Exercise aim:
For every record that follows, write out the text exactly and omit the picture, if one is present.

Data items
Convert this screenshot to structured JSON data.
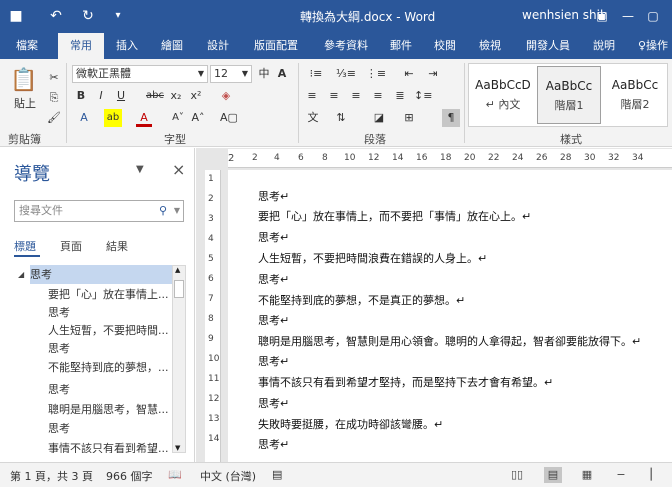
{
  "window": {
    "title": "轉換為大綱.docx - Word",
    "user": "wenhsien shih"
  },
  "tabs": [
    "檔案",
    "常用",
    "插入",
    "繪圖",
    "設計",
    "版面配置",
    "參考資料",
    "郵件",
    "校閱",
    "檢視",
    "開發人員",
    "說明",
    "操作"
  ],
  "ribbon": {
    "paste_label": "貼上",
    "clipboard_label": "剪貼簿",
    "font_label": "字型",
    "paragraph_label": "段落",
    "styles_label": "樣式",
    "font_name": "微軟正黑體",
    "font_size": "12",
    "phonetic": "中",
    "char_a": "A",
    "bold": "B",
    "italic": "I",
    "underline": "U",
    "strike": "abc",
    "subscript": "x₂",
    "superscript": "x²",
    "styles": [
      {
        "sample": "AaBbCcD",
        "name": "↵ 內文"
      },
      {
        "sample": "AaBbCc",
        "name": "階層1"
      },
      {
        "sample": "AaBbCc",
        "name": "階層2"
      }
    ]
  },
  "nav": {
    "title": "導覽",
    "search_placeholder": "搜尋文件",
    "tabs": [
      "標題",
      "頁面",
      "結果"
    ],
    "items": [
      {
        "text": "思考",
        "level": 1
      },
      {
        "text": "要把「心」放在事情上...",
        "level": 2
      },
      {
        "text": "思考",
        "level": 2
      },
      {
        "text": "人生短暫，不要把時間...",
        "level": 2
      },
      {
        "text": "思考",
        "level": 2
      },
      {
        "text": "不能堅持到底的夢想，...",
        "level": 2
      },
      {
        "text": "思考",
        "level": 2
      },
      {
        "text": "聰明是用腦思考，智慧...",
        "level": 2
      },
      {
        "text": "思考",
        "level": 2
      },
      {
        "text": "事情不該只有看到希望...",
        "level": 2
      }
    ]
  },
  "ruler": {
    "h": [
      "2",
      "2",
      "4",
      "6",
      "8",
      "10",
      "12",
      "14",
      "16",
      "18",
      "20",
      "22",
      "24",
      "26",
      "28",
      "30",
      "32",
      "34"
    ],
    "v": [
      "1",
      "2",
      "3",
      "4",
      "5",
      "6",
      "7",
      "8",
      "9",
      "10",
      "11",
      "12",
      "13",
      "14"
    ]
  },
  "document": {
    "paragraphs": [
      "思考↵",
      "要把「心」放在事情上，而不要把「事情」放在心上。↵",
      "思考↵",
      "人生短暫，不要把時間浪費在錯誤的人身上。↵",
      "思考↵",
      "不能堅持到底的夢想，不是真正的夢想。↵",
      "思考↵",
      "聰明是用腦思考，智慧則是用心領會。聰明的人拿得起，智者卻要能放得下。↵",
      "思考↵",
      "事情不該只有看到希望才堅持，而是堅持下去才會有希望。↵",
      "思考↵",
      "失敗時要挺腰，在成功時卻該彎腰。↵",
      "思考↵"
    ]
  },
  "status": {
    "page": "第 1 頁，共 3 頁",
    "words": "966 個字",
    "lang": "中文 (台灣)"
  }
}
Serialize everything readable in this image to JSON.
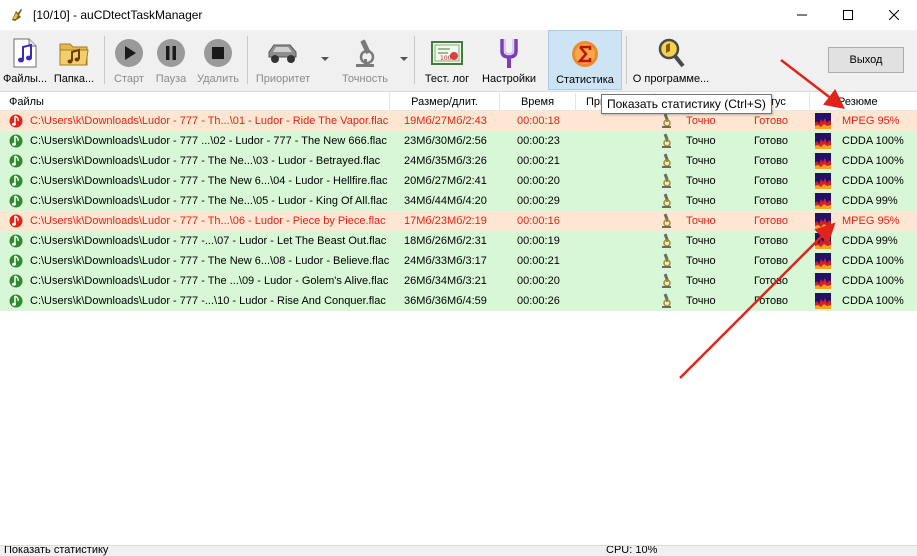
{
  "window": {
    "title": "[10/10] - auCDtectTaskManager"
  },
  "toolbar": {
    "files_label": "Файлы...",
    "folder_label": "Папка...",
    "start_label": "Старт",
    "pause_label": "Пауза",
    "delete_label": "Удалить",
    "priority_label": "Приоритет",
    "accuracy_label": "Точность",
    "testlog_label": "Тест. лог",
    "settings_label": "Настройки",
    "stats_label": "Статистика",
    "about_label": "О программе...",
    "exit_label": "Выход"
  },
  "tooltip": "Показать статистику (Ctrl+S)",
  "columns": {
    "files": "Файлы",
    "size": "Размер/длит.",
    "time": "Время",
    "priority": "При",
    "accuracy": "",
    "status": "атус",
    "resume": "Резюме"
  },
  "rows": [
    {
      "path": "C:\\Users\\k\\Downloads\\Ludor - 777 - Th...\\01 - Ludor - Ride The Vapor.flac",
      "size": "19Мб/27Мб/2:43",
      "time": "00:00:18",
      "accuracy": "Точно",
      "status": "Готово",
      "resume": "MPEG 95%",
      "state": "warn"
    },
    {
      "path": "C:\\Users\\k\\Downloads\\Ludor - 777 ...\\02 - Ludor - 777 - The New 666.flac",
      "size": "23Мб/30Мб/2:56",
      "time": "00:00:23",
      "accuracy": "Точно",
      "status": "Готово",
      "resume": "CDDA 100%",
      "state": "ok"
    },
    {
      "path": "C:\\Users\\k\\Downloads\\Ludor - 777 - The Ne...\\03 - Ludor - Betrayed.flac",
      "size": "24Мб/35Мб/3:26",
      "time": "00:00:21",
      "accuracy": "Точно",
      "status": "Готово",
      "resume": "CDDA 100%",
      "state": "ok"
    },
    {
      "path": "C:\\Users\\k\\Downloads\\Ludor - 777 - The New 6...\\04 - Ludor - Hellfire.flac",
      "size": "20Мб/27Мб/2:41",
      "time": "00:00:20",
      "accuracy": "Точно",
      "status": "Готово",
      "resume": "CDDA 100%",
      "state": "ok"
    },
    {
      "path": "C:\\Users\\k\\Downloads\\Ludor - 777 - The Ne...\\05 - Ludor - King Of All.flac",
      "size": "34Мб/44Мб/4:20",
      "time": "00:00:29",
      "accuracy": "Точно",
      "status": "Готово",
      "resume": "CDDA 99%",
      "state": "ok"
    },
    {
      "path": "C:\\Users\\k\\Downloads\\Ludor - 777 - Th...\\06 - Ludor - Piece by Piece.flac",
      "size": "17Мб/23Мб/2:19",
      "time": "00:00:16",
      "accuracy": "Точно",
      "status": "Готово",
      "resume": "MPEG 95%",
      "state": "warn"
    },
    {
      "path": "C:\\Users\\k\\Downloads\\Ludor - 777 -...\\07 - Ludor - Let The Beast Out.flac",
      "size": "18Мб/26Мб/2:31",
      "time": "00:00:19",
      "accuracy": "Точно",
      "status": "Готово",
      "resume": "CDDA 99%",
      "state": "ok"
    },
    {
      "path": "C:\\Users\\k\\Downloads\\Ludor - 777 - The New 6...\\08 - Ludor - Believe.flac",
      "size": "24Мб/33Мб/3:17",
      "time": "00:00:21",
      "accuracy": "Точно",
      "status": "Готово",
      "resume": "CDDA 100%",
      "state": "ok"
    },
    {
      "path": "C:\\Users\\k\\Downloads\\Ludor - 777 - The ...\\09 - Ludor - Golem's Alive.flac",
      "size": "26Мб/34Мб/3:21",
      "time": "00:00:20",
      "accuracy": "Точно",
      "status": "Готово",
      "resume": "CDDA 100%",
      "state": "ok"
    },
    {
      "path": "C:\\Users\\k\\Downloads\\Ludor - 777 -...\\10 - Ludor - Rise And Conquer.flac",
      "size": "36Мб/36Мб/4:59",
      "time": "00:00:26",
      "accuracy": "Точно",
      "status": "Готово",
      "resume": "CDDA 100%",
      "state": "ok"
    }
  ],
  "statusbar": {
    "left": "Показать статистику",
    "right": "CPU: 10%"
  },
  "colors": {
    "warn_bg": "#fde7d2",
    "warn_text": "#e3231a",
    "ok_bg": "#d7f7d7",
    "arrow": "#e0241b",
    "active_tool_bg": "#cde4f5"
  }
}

Task answer:
Convert this screenshot to structured JSON data.
{
  "window": {
    "title": "轉換為大綱.docx - Word",
    "user": "wenhsien shih"
  },
  "tabs": [
    "檔案",
    "常用",
    "插入",
    "繪圖",
    "設計",
    "版面配置",
    "參考資料",
    "郵件",
    "校閱",
    "檢視",
    "開發人員",
    "說明",
    "操作"
  ],
  "ribbon": {
    "paste_label": "貼上",
    "clipboard_label": "剪貼簿",
    "font_label": "字型",
    "paragraph_label": "段落",
    "styles_label": "樣式",
    "font_name": "微軟正黑體",
    "font_size": "12",
    "phonetic": "中",
    "char_a": "A",
    "bold": "B",
    "italic": "I",
    "underline": "U",
    "strike": "abc",
    "subscript": "x₂",
    "superscript": "x²",
    "styles": [
      {
        "sample": "AaBbCcD",
        "name": "↵ 內文"
      },
      {
        "sample": "AaBbCc",
        "name": "階層1"
      },
      {
        "sample": "AaBbCc",
        "name": "階層2"
      }
    ]
  },
  "nav": {
    "title": "導覽",
    "search_placeholder": "搜尋文件",
    "tabs": [
      "標題",
      "頁面",
      "結果"
    ],
    "items": [
      {
        "text": "思考",
        "level": 1
      },
      {
        "text": "要把「心」放在事情上...",
        "level": 2
      },
      {
        "text": "思考",
        "level": 2
      },
      {
        "text": "人生短暫，不要把時間...",
        "level": 2
      },
      {
        "text": "思考",
        "level": 2
      },
      {
        "text": "不能堅持到底的夢想，...",
        "level": 2
      },
      {
        "text": "思考",
        "level": 2
      },
      {
        "text": "聰明是用腦思考，智慧...",
        "level": 2
      },
      {
        "text": "思考",
        "level": 2
      },
      {
        "text": "事情不該只有看到希望...",
        "level": 2
      }
    ]
  },
  "ruler": {
    "h": [
      "2",
      "2",
      "4",
      "6",
      "8",
      "10",
      "12",
      "14",
      "16",
      "18",
      "20",
      "22",
      "24",
      "26",
      "28",
      "30",
      "32",
      "34"
    ],
    "v": [
      "1",
      "2",
      "3",
      "4",
      "5",
      "6",
      "7",
      "8",
      "9",
      "10",
      "11",
      "12",
      "13",
      "14"
    ]
  },
  "document": {
    "paragraphs": [
      "思考↵",
      "要把「心」放在事情上，而不要把「事情」放在心上。↵",
      "思考↵",
      "人生短暫，不要把時間浪費在錯誤的人身上。↵",
      "思考↵",
      "不能堅持到底的夢想，不是真正的夢想。↵",
      "思考↵",
      "聰明是用腦思考，智慧則是用心領會。聰明的人拿得起，智者卻要能放得下。↵",
      "思考↵",
      "事情不該只有看到希望才堅持，而是堅持下去才會有希望。↵",
      "思考↵",
      "失敗時要挺腰，在成功時卻該彎腰。↵",
      "思考↵"
    ]
  },
  "status": {
    "page": "第 1 頁，共 3 頁",
    "words": "966 個字",
    "lang": "中文 (台灣)"
  }
}
Serialize everything readable in this image to JSON.
{
  "window": {
    "title": "[10/10] - auCDtectTaskManager"
  },
  "toolbar": {
    "files_label": "Файлы...",
    "folder_label": "Папка...",
    "start_label": "Старт",
    "pause_label": "Пауза",
    "delete_label": "Удалить",
    "priority_label": "Приоритет",
    "accuracy_label": "Точность",
    "testlog_label": "Тест. лог",
    "settings_label": "Настройки",
    "stats_label": "Статистика",
    "about_label": "О программе...",
    "exit_label": "Выход"
  },
  "tooltip": "Показать статистику (Ctrl+S)",
  "columns": {
    "files": "Файлы",
    "size": "Размер/длит.",
    "time": "Время",
    "priority": "При",
    "accuracy": "",
    "status": "атус",
    "resume": "Резюме"
  },
  "rows": [
    {
      "path": "C:\\Users\\k\\Downloads\\Ludor - 777 - Th...\\01 - Ludor - Ride The Vapor.flac",
      "size": "19Мб/27Мб/2:43",
      "time": "00:00:18",
      "accuracy": "Точно",
      "status": "Готово",
      "resume": "MPEG 95%",
      "state": "warn"
    },
    {
      "path": "C:\\Users\\k\\Downloads\\Ludor - 777 ...\\02 - Ludor - 777 - The New 666.flac",
      "size": "23Мб/30Мб/2:56",
      "time": "00:00:23",
      "accuracy": "Точно",
      "status": "Готово",
      "resume": "CDDA 100%",
      "state": "ok"
    },
    {
      "path": "C:\\Users\\k\\Downloads\\Ludor - 777 - The Ne...\\03 - Ludor - Betrayed.flac",
      "size": "24Мб/35Мб/3:26",
      "time": "00:00:21",
      "accuracy": "Точно",
      "status": "Готово",
      "resume": "CDDA 100%",
      "state": "ok"
    },
    {
      "path": "C:\\Users\\k\\Downloads\\Ludor - 777 - The New 6...\\04 - Ludor - Hellfire.flac",
      "size": "20Мб/27Мб/2:41",
      "time": "00:00:20",
      "accuracy": "Точно",
      "status": "Готово",
      "resume": "CDDA 100%",
      "state": "ok"
    },
    {
      "path": "C:\\Users\\k\\Downloads\\Ludor - 777 - The Ne...\\05 - Ludor - King Of All.flac",
      "size": "34Мб/44Мб/4:20",
      "time": "00:00:29",
      "accuracy": "Точно",
      "status": "Готово",
      "resume": "CDDA 99%",
      "state": "ok"
    },
    {
      "path": "C:\\Users\\k\\Downloads\\Ludor - 777 - Th...\\06 - Ludor - Piece by Piece.flac",
      "size": "17Мб/23Мб/2:19",
      "time": "00:00:16",
      "accuracy": "Точно",
      "status": "Готово",
      "resume": "MPEG 95%",
      "state": "warn"
    },
    {
      "path": "C:\\Users\\k\\Downloads\\Ludor - 777 -...\\07 - Ludor - Let The Beast Out.flac",
      "size": "18Мб/26Мб/2:31",
      "time": "00:00:19",
      "accuracy": "Точно",
      "status": "Готово",
      "resume": "CDDA 99%",
      "state": "ok"
    },
    {
      "path": "C:\\Users\\k\\Downloads\\Ludor - 777 - The New 6...\\08 - Ludor - Believe.flac",
      "size": "24Мб/33Мб/3:17",
      "time": "00:00:21",
      "accuracy": "Точно",
      "status": "Готово",
      "resume": "CDDA 100%",
      "state": "ok"
    },
    {
      "path": "C:\\Users\\k\\Downloads\\Ludor - 777 - The ...\\09 - Ludor - Golem's Alive.flac",
      "size": "26Мб/34Мб/3:21",
      "time": "00:00:20",
      "accuracy": "Точно",
      "status": "Готово",
      "resume": "CDDA 100%",
      "state": "ok"
    },
    {
      "path": "C:\\Users\\k\\Downloads\\Ludor - 777 -...\\10 - Ludor - Rise And Conquer.flac",
      "size": "36Мб/36Мб/4:59",
      "time": "00:00:26",
      "accuracy": "Точно",
      "status": "Готово",
      "resume": "CDDA 100%",
      "state": "ok"
    }
  ],
  "statusbar": {
    "left": "Показать статистику",
    "right": "CPU: 10%"
  },
  "colors": {
    "warn_bg": "#fde7d2",
    "warn_text": "#e3231a",
    "ok_bg": "#d7f7d7",
    "arrow": "#e0241b",
    "active_tool_bg": "#cde4f5"
  }
}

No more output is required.